This volume is aimed at students, postgraduates and researchers interested in the areas of French poststructuralist theory, spatial reflection, or more generally contemporary cultural theory and cultural studies.
Dissolution and Metamorphosis in the Postmodern Sublime
In the history of ideas, the aesthetic categories of the sublime and the grotesque have exerted a powerful force over the cultural imagination. Ambiguous Subjects is one of the first studies to examine the relationship between these concepts. Tracing the history of the sublime from the eighteenth century through Burke and Kant, Wawrzinek illustrates the ways in which the sublime has traditionally been privileged as an inherently masculine and imperialist mode of experience that polices and abjects the grotesque to the margins of acceptable discourse, and the way in which twentieth-century reconfigurations of the sublime increasingly enable the productive situating of these concepts within a dialogic relation as a means of instating an ethical relation to others.
This book examines the articulations of both the sublime and the grotesque in three postmodern texts. Looking at novels by Nicole Brossard and Morgan Yasbincek, and the performance work of The Women’s Circus, Wawrzinek illuminates the ways in which these writers and performers restructure the spatial and temporal parameters of the sublime in order to allow various forms of highly contingent transcendence that always necessarily remain in relation to the grotesque body. Ambiguous Subjects illustrates how the sublime and the grotesque can co-exist in a manner where each depends on and is inflected through the other, thus enabling a notion of individuality and of community as contingent, but nevertheless very real, moments in time.
Ambiguous Subjects is essential reading for anyone interested in aesthetics, continental philosophy, gender studies, literary theory, sociology and politics.
How does one imagine plurality? How does one find new strategies for writing diversity and polyphony? How does one read the most challenging creative and critical works of the present time? This bi-lingual volume of twelve English and eight French papers proposes to breach linguistic critical frontiers by placing careful analysis of texts from different language traditions in a multi-lingual and multi-cultural dialogue.
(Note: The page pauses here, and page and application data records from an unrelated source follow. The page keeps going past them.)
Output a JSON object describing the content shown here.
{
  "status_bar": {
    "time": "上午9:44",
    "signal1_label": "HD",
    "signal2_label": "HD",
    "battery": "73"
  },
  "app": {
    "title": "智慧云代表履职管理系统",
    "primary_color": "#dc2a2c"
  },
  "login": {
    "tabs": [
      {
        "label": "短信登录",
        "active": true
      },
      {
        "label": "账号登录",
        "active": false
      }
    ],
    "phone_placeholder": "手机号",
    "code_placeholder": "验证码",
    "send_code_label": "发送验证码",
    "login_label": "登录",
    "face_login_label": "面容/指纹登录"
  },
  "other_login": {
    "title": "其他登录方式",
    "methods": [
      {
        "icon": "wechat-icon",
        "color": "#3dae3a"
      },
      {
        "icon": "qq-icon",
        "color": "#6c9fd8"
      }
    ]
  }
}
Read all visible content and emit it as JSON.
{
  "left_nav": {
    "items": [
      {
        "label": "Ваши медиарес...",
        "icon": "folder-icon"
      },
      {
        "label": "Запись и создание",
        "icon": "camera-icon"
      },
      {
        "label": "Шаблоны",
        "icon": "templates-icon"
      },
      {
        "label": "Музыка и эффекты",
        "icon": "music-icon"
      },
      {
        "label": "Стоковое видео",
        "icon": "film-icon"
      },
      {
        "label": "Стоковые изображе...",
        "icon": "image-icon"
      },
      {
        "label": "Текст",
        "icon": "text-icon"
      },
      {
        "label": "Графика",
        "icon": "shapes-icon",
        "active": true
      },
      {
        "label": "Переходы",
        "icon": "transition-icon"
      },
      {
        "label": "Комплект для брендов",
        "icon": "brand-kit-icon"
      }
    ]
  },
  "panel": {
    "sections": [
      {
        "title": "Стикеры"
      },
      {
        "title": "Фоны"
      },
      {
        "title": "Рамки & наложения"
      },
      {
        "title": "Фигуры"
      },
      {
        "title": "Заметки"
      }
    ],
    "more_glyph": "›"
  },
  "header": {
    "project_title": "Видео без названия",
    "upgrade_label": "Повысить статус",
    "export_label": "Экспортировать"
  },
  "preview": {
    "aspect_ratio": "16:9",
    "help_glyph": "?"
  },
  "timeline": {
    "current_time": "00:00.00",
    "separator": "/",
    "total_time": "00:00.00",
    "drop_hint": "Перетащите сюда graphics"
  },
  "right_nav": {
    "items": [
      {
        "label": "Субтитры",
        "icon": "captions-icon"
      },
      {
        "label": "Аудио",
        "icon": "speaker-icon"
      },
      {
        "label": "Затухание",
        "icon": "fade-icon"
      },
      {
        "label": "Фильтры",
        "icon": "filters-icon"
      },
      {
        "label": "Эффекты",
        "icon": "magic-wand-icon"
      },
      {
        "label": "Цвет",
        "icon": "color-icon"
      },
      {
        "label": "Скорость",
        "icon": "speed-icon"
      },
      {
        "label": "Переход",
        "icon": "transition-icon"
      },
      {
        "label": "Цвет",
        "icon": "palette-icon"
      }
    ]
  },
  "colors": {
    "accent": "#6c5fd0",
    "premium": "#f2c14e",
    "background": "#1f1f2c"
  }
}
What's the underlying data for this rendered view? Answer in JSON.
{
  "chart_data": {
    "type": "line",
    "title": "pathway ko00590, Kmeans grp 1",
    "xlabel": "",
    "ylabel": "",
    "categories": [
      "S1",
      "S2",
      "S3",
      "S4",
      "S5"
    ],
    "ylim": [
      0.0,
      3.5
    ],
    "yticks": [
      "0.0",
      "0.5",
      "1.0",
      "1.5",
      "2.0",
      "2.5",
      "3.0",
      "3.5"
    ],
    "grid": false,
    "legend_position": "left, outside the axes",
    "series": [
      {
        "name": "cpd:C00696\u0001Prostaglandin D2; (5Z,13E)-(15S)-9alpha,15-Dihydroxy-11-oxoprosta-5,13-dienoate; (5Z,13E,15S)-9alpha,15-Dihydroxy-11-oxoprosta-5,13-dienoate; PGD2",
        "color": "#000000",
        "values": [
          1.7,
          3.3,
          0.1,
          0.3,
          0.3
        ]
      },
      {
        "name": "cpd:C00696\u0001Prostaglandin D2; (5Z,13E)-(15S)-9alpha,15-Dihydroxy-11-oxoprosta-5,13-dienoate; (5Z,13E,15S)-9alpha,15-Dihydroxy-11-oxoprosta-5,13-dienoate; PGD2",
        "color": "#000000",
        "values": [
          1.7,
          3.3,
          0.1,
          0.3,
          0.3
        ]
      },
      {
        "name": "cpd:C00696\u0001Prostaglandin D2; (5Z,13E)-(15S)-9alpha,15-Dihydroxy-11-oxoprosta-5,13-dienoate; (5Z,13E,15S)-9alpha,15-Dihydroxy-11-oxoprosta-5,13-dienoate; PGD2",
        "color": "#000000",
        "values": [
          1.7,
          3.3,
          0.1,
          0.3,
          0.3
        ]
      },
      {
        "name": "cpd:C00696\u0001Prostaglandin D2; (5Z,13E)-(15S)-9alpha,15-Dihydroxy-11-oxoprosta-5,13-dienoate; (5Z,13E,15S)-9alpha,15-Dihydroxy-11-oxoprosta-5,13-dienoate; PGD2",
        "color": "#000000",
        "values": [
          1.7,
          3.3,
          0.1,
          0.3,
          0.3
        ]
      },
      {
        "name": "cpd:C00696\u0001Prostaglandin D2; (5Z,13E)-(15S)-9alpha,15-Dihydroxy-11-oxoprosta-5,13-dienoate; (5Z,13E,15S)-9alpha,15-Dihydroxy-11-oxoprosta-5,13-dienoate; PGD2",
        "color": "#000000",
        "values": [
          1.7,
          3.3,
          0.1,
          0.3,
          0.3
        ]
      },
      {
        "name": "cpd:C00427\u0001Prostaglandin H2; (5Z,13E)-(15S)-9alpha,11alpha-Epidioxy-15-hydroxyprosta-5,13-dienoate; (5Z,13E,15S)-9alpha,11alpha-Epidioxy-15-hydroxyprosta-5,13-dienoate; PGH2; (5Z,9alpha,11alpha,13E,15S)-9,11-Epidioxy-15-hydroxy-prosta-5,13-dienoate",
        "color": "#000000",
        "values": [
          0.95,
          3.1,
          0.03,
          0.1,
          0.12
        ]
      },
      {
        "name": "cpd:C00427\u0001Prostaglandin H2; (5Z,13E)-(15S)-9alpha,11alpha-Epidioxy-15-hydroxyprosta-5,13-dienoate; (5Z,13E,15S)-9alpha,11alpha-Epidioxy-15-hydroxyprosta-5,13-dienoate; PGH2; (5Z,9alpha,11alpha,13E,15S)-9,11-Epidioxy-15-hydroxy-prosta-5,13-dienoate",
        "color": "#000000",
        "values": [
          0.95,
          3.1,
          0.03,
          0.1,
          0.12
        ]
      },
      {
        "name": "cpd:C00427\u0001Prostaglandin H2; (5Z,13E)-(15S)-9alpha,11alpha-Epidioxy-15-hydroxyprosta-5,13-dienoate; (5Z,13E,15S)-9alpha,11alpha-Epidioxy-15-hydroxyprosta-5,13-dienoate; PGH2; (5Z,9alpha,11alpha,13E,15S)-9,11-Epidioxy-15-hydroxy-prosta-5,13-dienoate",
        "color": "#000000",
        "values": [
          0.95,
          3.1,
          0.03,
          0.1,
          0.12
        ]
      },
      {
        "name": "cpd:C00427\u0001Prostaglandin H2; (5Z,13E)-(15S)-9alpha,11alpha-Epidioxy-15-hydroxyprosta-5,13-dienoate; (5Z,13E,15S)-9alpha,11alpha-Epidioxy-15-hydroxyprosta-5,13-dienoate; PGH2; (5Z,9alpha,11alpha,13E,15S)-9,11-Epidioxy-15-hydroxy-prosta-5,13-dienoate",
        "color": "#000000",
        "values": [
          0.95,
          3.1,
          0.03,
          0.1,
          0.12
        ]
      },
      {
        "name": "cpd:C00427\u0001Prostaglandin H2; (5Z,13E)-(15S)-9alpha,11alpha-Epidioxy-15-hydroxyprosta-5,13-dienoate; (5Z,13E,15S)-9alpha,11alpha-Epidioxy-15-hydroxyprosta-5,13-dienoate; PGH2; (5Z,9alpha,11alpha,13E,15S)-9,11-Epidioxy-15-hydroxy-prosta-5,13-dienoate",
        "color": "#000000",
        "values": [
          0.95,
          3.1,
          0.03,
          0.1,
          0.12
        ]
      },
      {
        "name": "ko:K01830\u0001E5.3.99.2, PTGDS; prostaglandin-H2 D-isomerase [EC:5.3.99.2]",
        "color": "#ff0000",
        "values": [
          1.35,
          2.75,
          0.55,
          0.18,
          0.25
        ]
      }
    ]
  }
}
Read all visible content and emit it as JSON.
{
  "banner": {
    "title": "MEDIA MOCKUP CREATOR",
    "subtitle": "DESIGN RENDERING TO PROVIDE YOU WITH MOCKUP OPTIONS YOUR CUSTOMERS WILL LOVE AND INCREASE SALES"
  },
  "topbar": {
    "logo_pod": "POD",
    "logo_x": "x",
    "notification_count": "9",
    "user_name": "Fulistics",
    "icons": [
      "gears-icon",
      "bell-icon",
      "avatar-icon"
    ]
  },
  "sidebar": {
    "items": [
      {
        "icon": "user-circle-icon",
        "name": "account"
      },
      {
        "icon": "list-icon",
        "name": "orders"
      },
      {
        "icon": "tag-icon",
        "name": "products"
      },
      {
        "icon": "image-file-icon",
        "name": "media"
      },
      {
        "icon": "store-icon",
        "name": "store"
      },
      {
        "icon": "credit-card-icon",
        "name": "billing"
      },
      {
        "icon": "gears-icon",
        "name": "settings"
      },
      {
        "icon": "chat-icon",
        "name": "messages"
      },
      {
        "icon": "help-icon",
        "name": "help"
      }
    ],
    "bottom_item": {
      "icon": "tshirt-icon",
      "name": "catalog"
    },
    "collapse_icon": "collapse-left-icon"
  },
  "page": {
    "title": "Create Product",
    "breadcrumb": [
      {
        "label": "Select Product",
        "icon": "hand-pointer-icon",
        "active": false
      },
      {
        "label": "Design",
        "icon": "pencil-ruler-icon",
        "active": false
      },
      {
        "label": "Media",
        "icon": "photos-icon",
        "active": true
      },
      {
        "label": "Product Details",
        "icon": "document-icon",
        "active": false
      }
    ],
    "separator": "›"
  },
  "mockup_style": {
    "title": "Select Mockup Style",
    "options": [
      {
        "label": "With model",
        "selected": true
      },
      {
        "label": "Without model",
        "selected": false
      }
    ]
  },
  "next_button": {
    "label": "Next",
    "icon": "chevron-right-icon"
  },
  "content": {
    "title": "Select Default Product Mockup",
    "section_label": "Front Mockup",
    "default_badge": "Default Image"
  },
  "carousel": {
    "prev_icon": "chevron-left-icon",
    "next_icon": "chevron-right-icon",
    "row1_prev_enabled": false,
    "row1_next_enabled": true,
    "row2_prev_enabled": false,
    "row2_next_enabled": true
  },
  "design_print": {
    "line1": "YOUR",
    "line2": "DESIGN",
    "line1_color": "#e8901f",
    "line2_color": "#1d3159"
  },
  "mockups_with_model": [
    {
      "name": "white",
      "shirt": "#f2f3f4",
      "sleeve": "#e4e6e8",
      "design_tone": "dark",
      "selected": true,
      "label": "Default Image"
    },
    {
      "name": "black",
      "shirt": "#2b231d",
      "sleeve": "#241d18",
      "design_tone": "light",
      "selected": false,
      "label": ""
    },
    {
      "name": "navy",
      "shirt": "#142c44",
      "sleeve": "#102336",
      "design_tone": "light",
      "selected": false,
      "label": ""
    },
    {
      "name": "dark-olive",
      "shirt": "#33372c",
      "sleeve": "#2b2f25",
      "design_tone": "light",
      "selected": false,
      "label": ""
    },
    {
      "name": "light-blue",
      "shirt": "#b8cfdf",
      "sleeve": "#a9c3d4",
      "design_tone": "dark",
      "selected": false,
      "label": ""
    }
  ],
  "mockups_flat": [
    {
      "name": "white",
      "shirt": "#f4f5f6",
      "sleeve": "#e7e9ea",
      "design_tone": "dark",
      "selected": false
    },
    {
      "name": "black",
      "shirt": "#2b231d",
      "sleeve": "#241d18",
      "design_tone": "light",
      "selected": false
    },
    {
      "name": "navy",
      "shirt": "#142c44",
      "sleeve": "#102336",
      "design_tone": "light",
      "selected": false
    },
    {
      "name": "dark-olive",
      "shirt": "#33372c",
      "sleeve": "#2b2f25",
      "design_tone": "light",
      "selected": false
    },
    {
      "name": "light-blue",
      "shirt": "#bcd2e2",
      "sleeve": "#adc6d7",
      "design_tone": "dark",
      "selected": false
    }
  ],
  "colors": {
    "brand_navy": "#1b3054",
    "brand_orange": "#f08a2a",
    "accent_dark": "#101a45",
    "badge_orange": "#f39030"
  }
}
In this collection of theoretically and politically aware close readings of contemporary cultural production, the focus of analysis rests on the multiple and complex global convergences and interferences of cultural influences. The collection foregrounds the work of innovative writers who seek to express the ungraspable presence of cultural “newness” at the same time as situating themselves in the richness of detail of local lives. This volume, most particularly, finds a balance of critical approach between the everyday attempts at negotiation and survival, and the insight brought to the reader by postcolonial, syncretic and feminist theoretical analysis.
New European Perspectives / Nouvelles perspectives européennes
Volume Editors: and
The essays collected here illustrate aspects of recent research conducted by graduate students in Canadian studies at various European universities. The methodological diversity displayed points to the very essence of the culture the contributors explore - what has been commonly termed the Canadian mosaic or, more recently, the Canadian kaleidoscope (Janice Kulyk-Keefer). In analysing the many facets of this mosaic, the numerous images of this kaleidoscope, the contributors offer fresh and youthful reappraisals of traditional visions of Canadianness.
Essays in the Wake of the 80s